Under the terms of the arrangement, China can, without being on an IMF program, borrow up to $6.2 billion; Brazil, Russia, and India $5.4 billion; and South Africa $3 billion. But this is chicken feed compared to Russia and Brazil’s crisis-borrowing from the IMF over the past twenty years, as we show in the top figure above. The IMF approved lending to Russia of $38 billion (SDR 24.786 billion) in the 1990s. In 2002 alone, the IMF approved a 15-month stand-by credit arrangement of about $30 billion for Brazil. Net private financial flows to emerging markets today are roughly 10 times what they were in 2002, meaning that the size of the loans necessary to address balance of payments financing problems would be even larger now.
The BRICS countries know this, which is why they maintain such vast pools of foreign exchange reserves, as we show in the bottom figure.
The notion that $5.4 billion from the BRICS CRA would make a difference to Russia in a genuine financial crisis is ridiculous. Putin’s statement is clearly political hyperbole, which is why Russia currently holds over $400 billion in reserves.

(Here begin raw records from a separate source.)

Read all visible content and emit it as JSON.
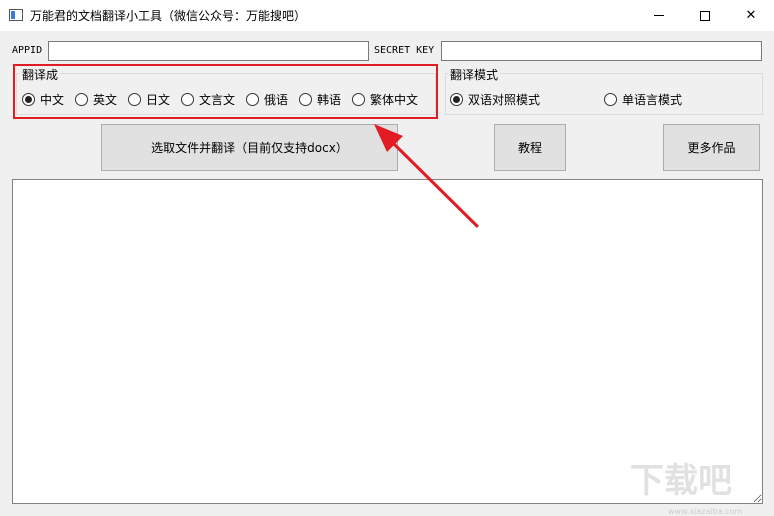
{
  "window": {
    "title": "万能君的文档翻译小工具（微信公众号：万能搜吧）",
    "min_glyph": "—",
    "max_glyph": "☐",
    "close_glyph": "✕"
  },
  "credentials": {
    "appid_label": "APPID",
    "appid_value": "",
    "secret_label": "SECRET KEY",
    "secret_value": ""
  },
  "translate_to": {
    "title": "翻译成",
    "options": [
      {
        "label": "中文",
        "selected": true
      },
      {
        "label": "英文",
        "selected": false
      },
      {
        "label": "日文",
        "selected": false
      },
      {
        "label": "文言文",
        "selected": false
      },
      {
        "label": "俄语",
        "selected": false
      },
      {
        "label": "韩语",
        "selected": false
      },
      {
        "label": "繁体中文",
        "selected": false
      }
    ]
  },
  "translate_mode": {
    "title": "翻译模式",
    "options": [
      {
        "label": "双语对照模式",
        "selected": true
      },
      {
        "label": "单语言模式",
        "selected": false
      }
    ]
  },
  "buttons": {
    "select_file": "选取文件并翻译（目前仅支持docx）",
    "tutorial": "教程",
    "more_works": "更多作品"
  },
  "output": {
    "content": ""
  },
  "annotation": {
    "highlight_color": "#e31b23"
  },
  "watermark": {
    "main": "下载吧",
    "sub": "www.xiazaiba.com"
  }
}
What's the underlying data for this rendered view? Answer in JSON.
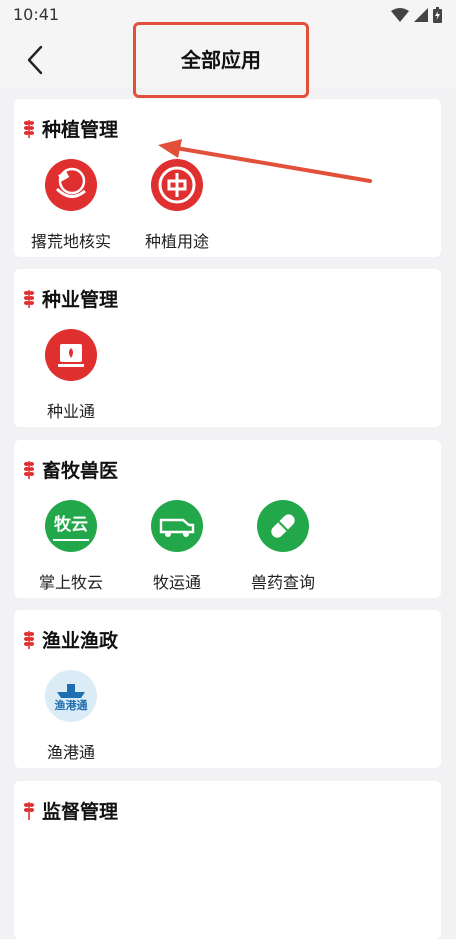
{
  "status": {
    "time": "10:41"
  },
  "header": {
    "title": "全部应用"
  },
  "sections": [
    {
      "title": "种植管理",
      "apps": [
        {
          "label": "撂荒地核实",
          "icon": "land-survey-icon"
        },
        {
          "label": "种植用途",
          "icon": "planting-use-icon"
        }
      ]
    },
    {
      "title": "种业管理",
      "apps": [
        {
          "label": "种业通",
          "icon": "seed-industry-icon"
        }
      ]
    },
    {
      "title": "畜牧兽医",
      "apps": [
        {
          "label": "掌上牧云",
          "icon": "muyun-icon",
          "icon_text": "牧云"
        },
        {
          "label": "牧运通",
          "icon": "livestock-transport-icon"
        },
        {
          "label": "兽药查询",
          "icon": "vet-drug-icon"
        }
      ]
    },
    {
      "title": "渔业渔政",
      "apps": [
        {
          "label": "渔港通",
          "icon": "fishing-port-icon",
          "icon_text": "渔港通"
        }
      ]
    },
    {
      "title": "监督管理"
    }
  ],
  "colors": {
    "red": "#e02f2f",
    "green": "#22a84a",
    "annotation": "#e2503a"
  }
}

Read about Benn’s latest award-winning book, The Battle of Bretton Woods: John Maynard Keynes, Harry Dexter White, and the Making of a New World Order, which the Financial Times has called “a triumph of economic and diplomatic history.”